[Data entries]
━━━━━━━━━━━━━━━━━━━━━━━━━━━━━━
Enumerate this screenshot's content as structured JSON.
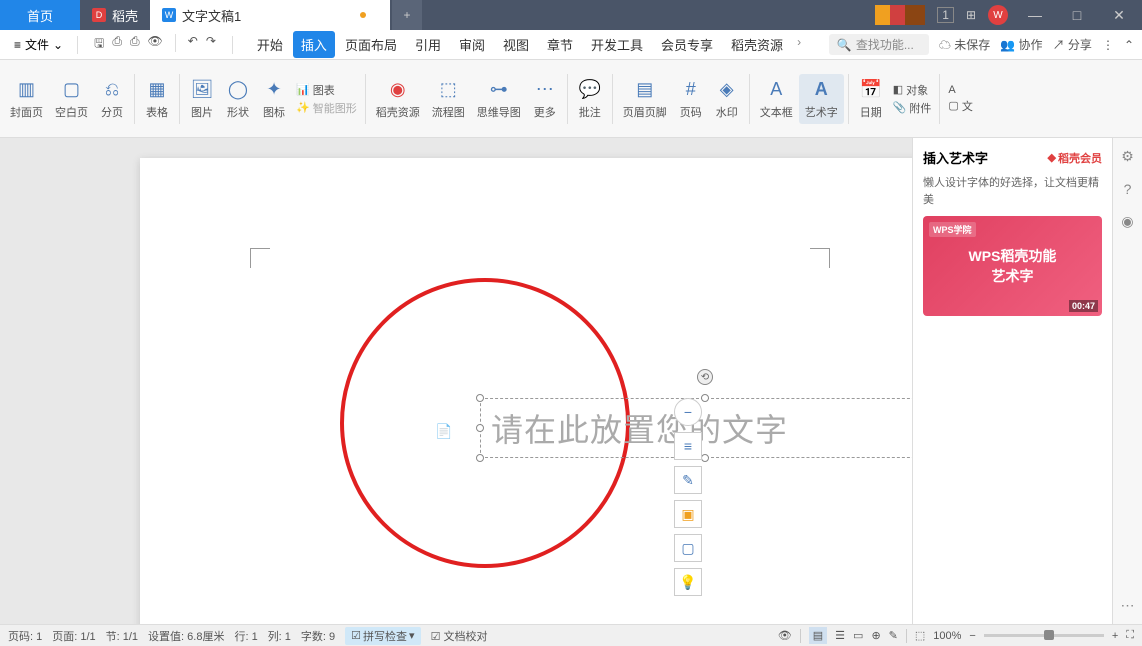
{
  "titlebar": {
    "tabs": {
      "home": "首页",
      "docer": "稻壳",
      "doc": "文字文稿1"
    },
    "add": "+",
    "window_num": "1"
  },
  "menubar": {
    "file": "文件",
    "tabs": [
      "开始",
      "插入",
      "页面布局",
      "引用",
      "审阅",
      "视图",
      "章节",
      "开发工具",
      "会员专享",
      "稻壳资源"
    ],
    "active_tab_index": 1,
    "search_placeholder": "查找功能...",
    "unsaved": "未保存",
    "coop": "协作",
    "share": "分享"
  },
  "ribbon": {
    "cover": "封面页",
    "blank": "空白页",
    "pagebreak": "分页",
    "table": "表格",
    "picture": "图片",
    "shape": "形状",
    "icon": "图标",
    "chart": "图表",
    "smart": "智能图形",
    "docer_res": "稻壳资源",
    "flowchart": "流程图",
    "mindmap": "思维导图",
    "more": "更多",
    "comment": "批注",
    "header_footer": "页眉页脚",
    "pagenum": "页码",
    "watermark": "水印",
    "textbox": "文本框",
    "wordart": "艺术字",
    "date": "日期",
    "object": "对象",
    "attach": "附件",
    "doc_parts": "文"
  },
  "document": {
    "placeholder_text": "请在此放置您的文字"
  },
  "side_panel": {
    "title": "插入艺术字",
    "badge": "稻壳会员",
    "description": "懒人设计字体的好选择，让文档更精美",
    "banner_label": "WPS学院",
    "banner_line1": "WPS稻壳功能",
    "banner_line2": "艺术字",
    "banner_time": "00:47"
  },
  "statusbar": {
    "page_code": "页码: 1",
    "page": "页面: 1/1",
    "section": "节: 1/1",
    "position": "设置值: 6.8厘米",
    "row": "行: 1",
    "col": "列: 1",
    "words": "字数: 9",
    "spell": "拼写检查",
    "proof": "文档校对",
    "zoom": "100%"
  }
}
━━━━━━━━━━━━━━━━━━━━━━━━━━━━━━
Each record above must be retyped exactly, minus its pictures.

Enumerate this screenshot's content as structured JSON.
{
  "titlebar": {
    "tabs": {
      "home": "首页",
      "docer": "稻壳",
      "doc": "文字文稿1"
    },
    "add": "+",
    "window_num": "1"
  },
  "menubar": {
    "file": "文件",
    "tabs": [
      "开始",
      "插入",
      "页面布局",
      "引用",
      "审阅",
      "视图",
      "章节",
      "开发工具",
      "会员专享",
      "稻壳资源"
    ],
    "active_tab_index": 1,
    "search_placeholder": "查找功能...",
    "unsaved": "未保存",
    "coop": "协作",
    "share": "分享"
  },
  "ribbon": {
    "cover": "封面页",
    "blank": "空白页",
    "pagebreak": "分页",
    "table": "表格",
    "picture": "图片",
    "shape": "形状",
    "icon": "图标",
    "chart": "图表",
    "smart": "智能图形",
    "docer_res": "稻壳资源",
    "flowchart": "流程图",
    "mindmap": "思维导图",
    "more": "更多",
    "comment": "批注",
    "header_footer": "页眉页脚",
    "pagenum": "页码",
    "watermark": "水印",
    "textbox": "文本框",
    "wordart": "艺术字",
    "date": "日期",
    "object": "对象",
    "attach": "附件",
    "doc_parts": "文"
  },
  "document": {
    "placeholder_text": "请在此放置您的文字"
  },
  "side_panel": {
    "title": "插入艺术字",
    "badge": "稻壳会员",
    "description": "懒人设计字体的好选择，让文档更精美",
    "banner_label": "WPS学院",
    "banner_line1": "WPS稻壳功能",
    "banner_line2": "艺术字",
    "banner_time": "00:47"
  },
  "statusbar": {
    "page_code": "页码: 1",
    "page": "页面: 1/1",
    "section": "节: 1/1",
    "position": "设置值: 6.8厘米",
    "row": "行: 1",
    "col": "列: 1",
    "words": "字数: 9",
    "spell": "拼写检查",
    "proof": "文档校对",
    "zoom": "100%"
  }
}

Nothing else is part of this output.